With fewer individuals in each flock, the passenger pigeons lost much of their genetic diversity, leaving them more vulnerable to disease and predation. This lack of genetic variability eventually led to their extinction. The passenger pigeon serves as a tragic reminder of the devastating effects of human activities on wildlife populations.
Block of Ice that Led to Martha’s Death
Martha, the last known passenger pigeon, died at Cincinnati Zoo in 1914. The cause of her death was believed to be a combination of old age and the cold temperatures that were caused by a block of ice placed near her cage.
The ice was meant to help keep Martha cool during the warm summer months but had an unexpected consequence. As the block melted throughout the day, it would release a chill into the air around Martha’s enclosure. This chill was enough to make her weak and eventually lead to her death.
Though this was not intentional on anyone’s part, it serves as a reminder of how human activity can have consequences that we do not understand or anticipate. It also serves as a stark reminder of just how close we came to losing this amazing species forever – if it wasn’t for Martha’s captivity, there may well have been no passenger pigeons left in our world today.
Conclusion – A Sad Farewell for the Once Abundant Bird
It is a sad day in history when we remember the extinction of the passenger pigeon. Once considered one of the most abundant birds in North America, with huge flocks that could block out the sun for hours, these birds were driven to extinction by human activity in just a few decades.
John James Audubon famously described how he watched immense flocks of passenger pigeons in 1813, but by 1914 Martha – the last known captive bird – had died at Cincinnati Zoo. It was believed that her death was caused by a combination of old age and cold temperatures from a nearby block of ice.

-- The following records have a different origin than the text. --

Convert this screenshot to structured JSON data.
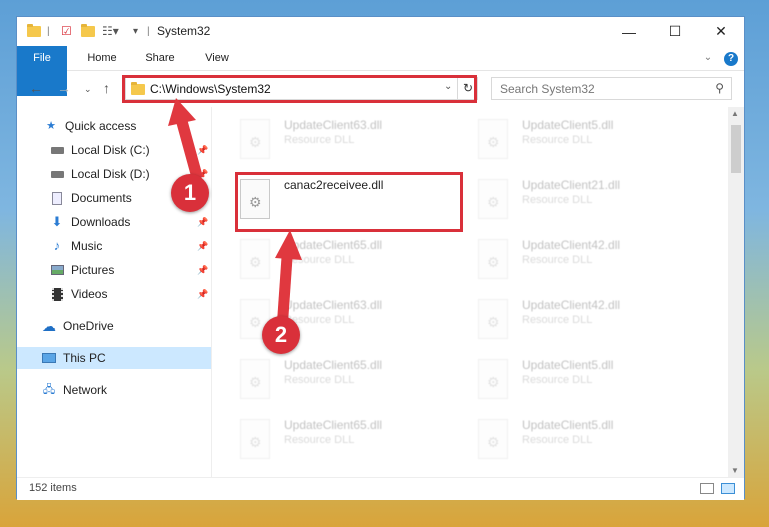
{
  "window": {
    "title": "System32"
  },
  "ribbon": {
    "tabs": [
      "File",
      "Home",
      "Share",
      "View"
    ]
  },
  "address": {
    "path": "C:\\Windows\\System32"
  },
  "search": {
    "placeholder": "Search System32"
  },
  "sidebar": {
    "items": [
      {
        "label": "Quick access",
        "icon": "star-icon"
      },
      {
        "label": "Local Disk (C:)",
        "icon": "drive-icon",
        "pinned": true
      },
      {
        "label": "Local Disk (D:)",
        "icon": "drive-icon",
        "pinned": true
      },
      {
        "label": "Documents",
        "icon": "documents-icon",
        "pinned": true
      },
      {
        "label": "Downloads",
        "icon": "download-icon",
        "pinned": true
      },
      {
        "label": "Music",
        "icon": "music-icon",
        "pinned": true
      },
      {
        "label": "Pictures",
        "icon": "pictures-icon",
        "pinned": true
      },
      {
        "label": "Videos",
        "icon": "videos-icon",
        "pinned": true
      },
      {
        "label": "OneDrive",
        "icon": "cloud-icon"
      },
      {
        "label": "This PC",
        "icon": "computer-icon",
        "selected": true
      },
      {
        "label": "Network",
        "icon": "network-icon"
      }
    ]
  },
  "files": {
    "left": [
      {
        "name": "UpdateClient63.dll",
        "type": "Resource DLL"
      },
      {
        "name": "canac2receivee.dll",
        "type": ""
      },
      {
        "name": "UpdateClient65.dll",
        "type": "Resource DLL"
      },
      {
        "name": "UpdateClient63.dll",
        "type": "Resource DLL"
      },
      {
        "name": "UpdateClient65.dll",
        "type": "Resource DLL"
      },
      {
        "name": "UpdateClient65.dll",
        "type": "Resource DLL"
      }
    ],
    "right": [
      {
        "name": "UpdateClient5.dll",
        "type": "Resource DLL"
      },
      {
        "name": "UpdateClient21.dll",
        "type": "Resource DLL"
      },
      {
        "name": "UpdateClient42.dll",
        "type": "Resource DLL"
      },
      {
        "name": "UpdateClient42.dll",
        "type": "Resource DLL"
      },
      {
        "name": "UpdateClient5.dll",
        "type": "Resource DLL"
      },
      {
        "name": "UpdateClient5.dll",
        "type": "Resource DLL"
      }
    ]
  },
  "status": {
    "items_count": "152 items"
  },
  "annotations": {
    "marker1": "1",
    "marker2": "2"
  },
  "colors": {
    "accent": "#1979ca",
    "highlight": "#d9303a",
    "selected": "#cce8ff"
  }
}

This rapid extinction is often referred to as a biological storm, and it serves as an important lesson to us all about how quickly human activity can cause an entire species to vanish forever. We may never know what caused this dramatic decline in the passenger pigeon population, but we do know that they are gone forever now – leaving behind only memories and stories to remind us of this once-abundant bird.

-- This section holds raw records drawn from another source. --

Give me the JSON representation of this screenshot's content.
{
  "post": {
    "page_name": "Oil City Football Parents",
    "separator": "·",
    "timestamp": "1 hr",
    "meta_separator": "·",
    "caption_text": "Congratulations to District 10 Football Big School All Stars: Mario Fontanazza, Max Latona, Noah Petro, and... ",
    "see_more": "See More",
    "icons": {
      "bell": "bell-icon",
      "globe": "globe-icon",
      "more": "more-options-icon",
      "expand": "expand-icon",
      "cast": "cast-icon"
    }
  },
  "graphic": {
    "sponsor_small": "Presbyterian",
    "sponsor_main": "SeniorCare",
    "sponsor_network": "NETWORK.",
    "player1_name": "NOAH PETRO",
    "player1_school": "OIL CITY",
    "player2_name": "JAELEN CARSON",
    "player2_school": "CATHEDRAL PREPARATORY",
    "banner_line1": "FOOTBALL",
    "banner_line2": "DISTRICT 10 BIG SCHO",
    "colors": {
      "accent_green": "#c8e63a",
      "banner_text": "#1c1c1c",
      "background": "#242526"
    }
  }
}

The extinction of the passenger pigeon is a tragic reminder of the impact of human activity on wildlife. Once incredibly abundant, these birds were driven to extinction in just a few decades. John James Audubon’s descriptions of their immense flocks are now just memories, and the last known captive bird died in 1914. While we may never know exactly what caused their decline, it is clear that our actions played a significant role.
Although the passenger pigeon is gone, scientists continue to study them and learn from their genetic diversity and genome. Some researchers are even attempting to bring them back through cloning. While these efforts may not bring back the species in its original form, they serve as a tribute to the beauty and abundance these birds once held.

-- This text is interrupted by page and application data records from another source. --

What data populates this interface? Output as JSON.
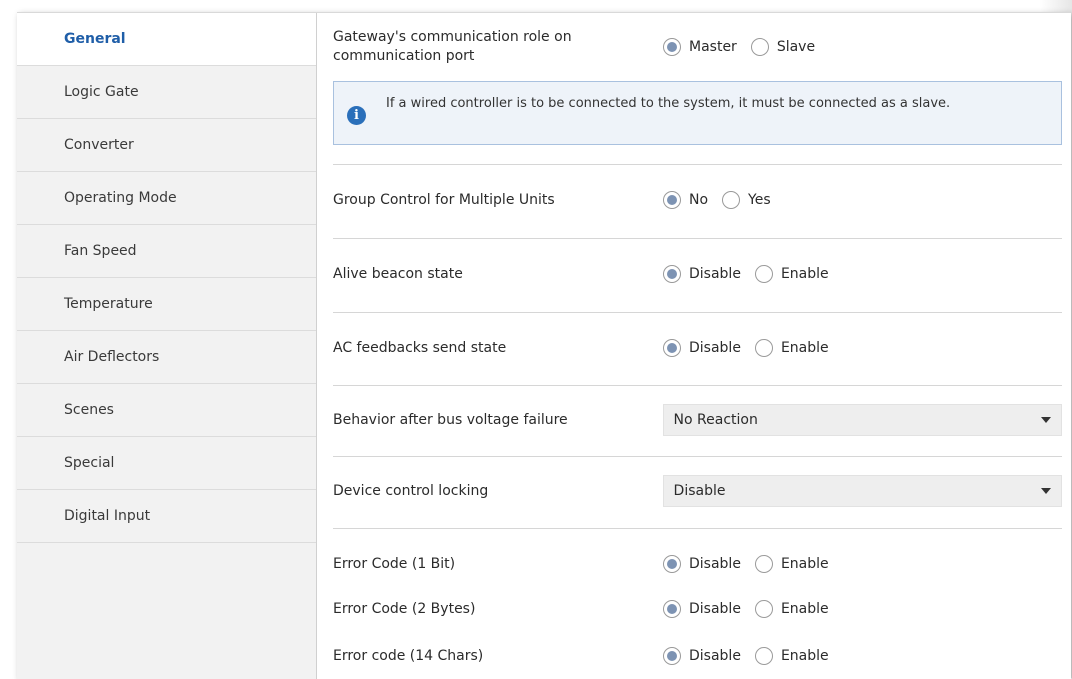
{
  "sidebar": {
    "items": [
      {
        "label": "General"
      },
      {
        "label": "Logic Gate"
      },
      {
        "label": "Converter"
      },
      {
        "label": "Operating Mode"
      },
      {
        "label": "Fan Speed"
      },
      {
        "label": "Temperature"
      },
      {
        "label": "Air Deflectors"
      },
      {
        "label": "Scenes"
      },
      {
        "label": "Special"
      },
      {
        "label": "Digital Input"
      }
    ],
    "active": "General"
  },
  "settings": {
    "comm_role": {
      "label": "Gateway's communication role on communication port",
      "options": [
        "Master",
        "Slave"
      ],
      "selected": "Master"
    },
    "info": {
      "icon": "info-icon",
      "text": "If a wired controller is to be connected to the system, it must be connected as a slave."
    },
    "group_control": {
      "label": "Group Control for Multiple Units",
      "options": [
        "No",
        "Yes"
      ],
      "selected": "No"
    },
    "alive_beacon": {
      "label": "Alive beacon state",
      "options": [
        "Disable",
        "Enable"
      ],
      "selected": "Disable"
    },
    "ac_feedbacks": {
      "label": "AC feedbacks send state",
      "options": [
        "Disable",
        "Enable"
      ],
      "selected": "Disable"
    },
    "bus_voltage": {
      "label": "Behavior after bus voltage failure",
      "value": "No Reaction"
    },
    "device_locking": {
      "label": "Device control locking",
      "value": "Disable"
    },
    "error_1bit": {
      "label": "Error Code (1 Bit)",
      "options": [
        "Disable",
        "Enable"
      ],
      "selected": "Disable"
    },
    "error_2bytes": {
      "label": "Error Code (2 Bytes)",
      "options": [
        "Disable",
        "Enable"
      ],
      "selected": "Disable"
    },
    "error_14chars": {
      "label": "Error code (14 Chars)",
      "options": [
        "Disable",
        "Enable"
      ],
      "selected": "Disable"
    }
  },
  "colors": {
    "accent": "#1f5ea8",
    "radio_fill": "#7d93b3",
    "info_bg": "#eef3f9",
    "info_border": "#a9c1df",
    "sidebar_bg": "#f2f2f2"
  }
}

Let us remember the passenger pigeon and use their story as a reminder of the importance of protecting and preserving the wildlife around us. We must take responsibility for our actions and work to prevent the loss of other species in the future.